Monday, 11 December 2006

Bleak House

In many ways, Chancery Lane and its environs no longer resemble the foggy picture painted by Dickens' in Bleak House. Much has changed, although by no means everything. Legal proceedings still take far longer than they ought, lawyers and judges still seem to collaborate in adjournments that are considered necessary to avoid unpleasantness like missing a jolly good lunch or working late at court and many members of the public still seem to entertain the quaint notion that legal proceedings are a good way of sorting out disputes.

One other continuity that strikes me every time I enter chambers in the morning is the smoky fog that pervades this place. There's a lot that has surprised me, but I really still cannot get to grips with the fact that these chambers do not have a non-smoking policy. There is one room of smokers at one extreme end of the corridor next to the entrance, and the smoke continually wafts out around the rest of the floor.

It just further reinforces my feeling that the Inns of Court are like some sort of Lost World, where traditions and attitudes have somehow persisted and thrived that elsewhere succumbed to Darwinian selection quite some time ago.

The library is right at the other end of the corridor and the smoke is very slowly driving me nuts. The situation is made worse by the fact that I've had to prop the door open with Stone's Justice's Manual (the 2003 edition, in case you are interested) to let in precious heat as the heater in here is broken and the skylights are broadcasting heat to the heavens very effectively. I've been considering getting myself some fingerless gloves and a candle for the full Dickens effect.

Crispin is one of the smokers and is, as usual, playing Patience this morning on the shared computers in the corridor. I overheard a brief conversational exchange earlier that I found quite entertaining for reasons I can't quite pin down. It's a bit of a paraphrase but this was the gist (all in very plummy, far back accents):

Unknown: 'Well, he certainly picked his place well. Crucifix Lane!'

Crispin: 'Well, I remember ...four... bishops of Southwark. Whatever else you could say about Mervyn, he ALWAYS had a driver. He'd stagger out and his car would be there for him. He had a proper sense of occasion. I really don't believe bishops should be allowed out by themselves.'

Unknown: 'In the degraded age in which we live, I don't think they can afford drivers, I'm afraid.'

Crispin: 'I'm sure they have the money, it's just that they unwisely choose to spend it on other things. It's most unseemly. I mean, throwing cuddly toys to the pavement. It doesn't reflect well on the office for a bishop to be seen in that state. In public.'

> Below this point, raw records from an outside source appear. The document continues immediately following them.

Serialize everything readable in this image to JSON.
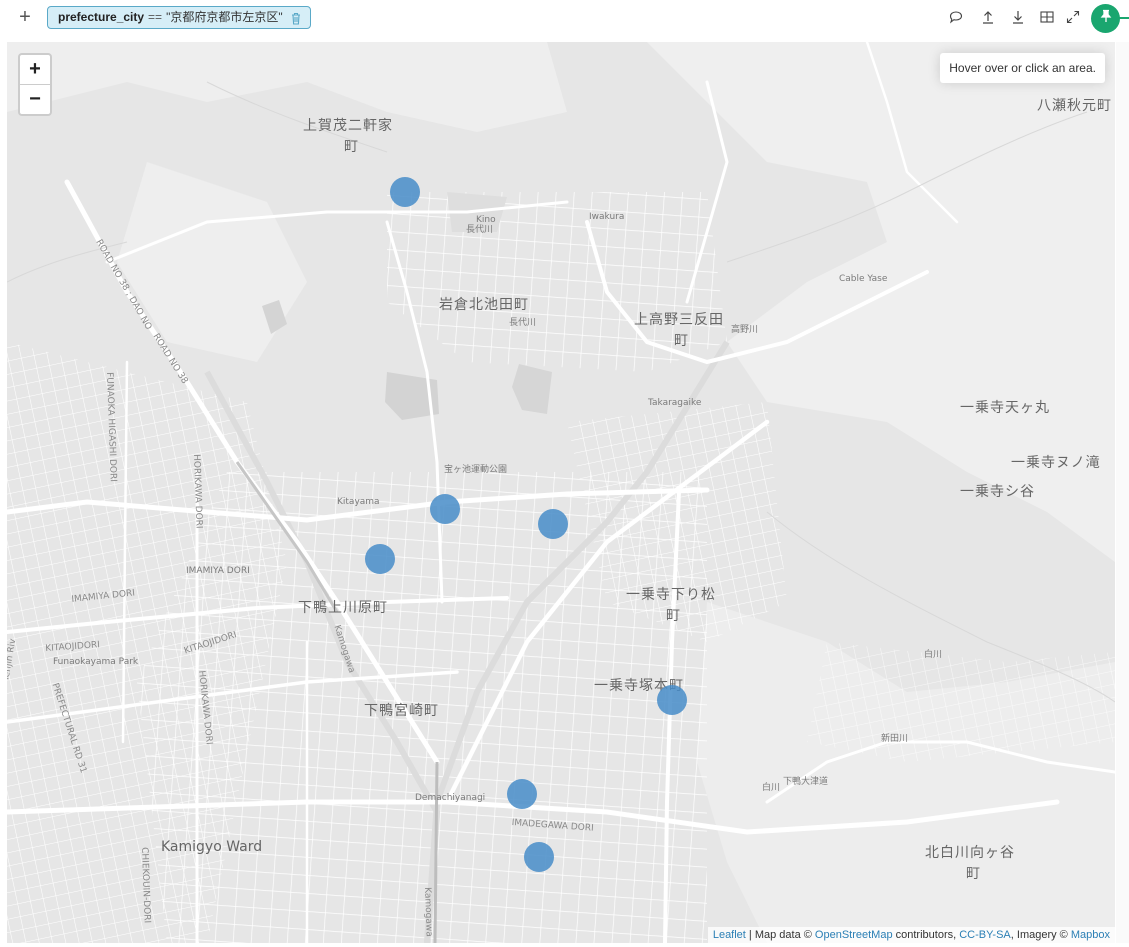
{
  "toolbar": {
    "add_label": "+",
    "filter": {
      "field": "prefecture_city",
      "operator": "==",
      "value": "\"京都府京都市左京区\""
    },
    "icons": [
      "comment-icon",
      "upload-icon",
      "download-icon",
      "table-icon",
      "expand-icon",
      "pin-icon"
    ],
    "accent_color": "#1aa66f"
  },
  "map": {
    "zoom_in_label": "+",
    "zoom_out_label": "−",
    "info_text": "Hover over or click an area.",
    "marker_color": "#468cc8",
    "places_large": [
      "上賀茂二軒家",
      "町",
      "岩倉北池田町",
      "上高野三反田",
      "町",
      "八瀬秋元町",
      "一乗寺天ヶ丸",
      "一乗寺ヌノ滝",
      "一乗寺シ谷",
      "一乗寺下り松",
      "町",
      "下鴨上川原町",
      "一乗寺塚本町",
      "下鴨宮崎町",
      "北白川向ヶ谷",
      "町",
      "Kamigyo Ward"
    ],
    "places_small": [
      "Kino",
      "長代川",
      "Iwakura",
      "長代川",
      "Cable Yase",
      "高野川",
      "Takaragaike",
      "宝ヶ池運動公園",
      "Kitayama",
      "IMAMIYA DORI",
      "IMAMIYA DORI",
      "KITAOJIDORI",
      "Funaokayama Park",
      "KITAOJIDORI",
      "Demachiyanagi",
      "IMADEGAWA DORI",
      "白川",
      "Kamogawa",
      "Kamogawa",
      "Tenjin Riv",
      "PREFECTURAL RD 31",
      "FUNAOKA HIGASHI DORI",
      "HORIKAWA DORI",
      "HORIKAWA DORI",
      "CHIEKOUIN-DORI",
      "ROAD NO 38 ; DAO NO",
      "ROAD NO 38",
      "新田川",
      "下鴨大津道",
      "白川"
    ],
    "attribution": {
      "leaflet": "Leaflet",
      "sep1": " | Map data © ",
      "osm": "OpenStreetMap",
      "contributors": " contributors, ",
      "license": "CC-BY-SA",
      "imagery": ", Imagery © ",
      "mapbox": "Mapbox"
    }
  }
}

I checked and Arthur Mervyn Stockwood was Bishop of Southwark between 1959 and 1980. This conversation presumably relates to an unfortunate incident involving the current incarnation of this office. Charon QC has already commented on this extensively. This apparent level of interest amongst barristers has me wondering whether this story is of the same level of general interest or is particularly interesting to barristers for some reason, possibly relating to social status. A more likely explanation is that barristers do seem to suffer more than most from a form of prurience and many gossip continuously. They love to talk about slightly unusual and unpleasant crimes or misdemeanours, presumably because they deal with more mundane and moderate crimes and misdemeanours all the time. It's a way of letting of a bit of steam and keeping one's distance. It comes across as catty and unsympathetic but it's probably more of a self defence mechanism.

No comments: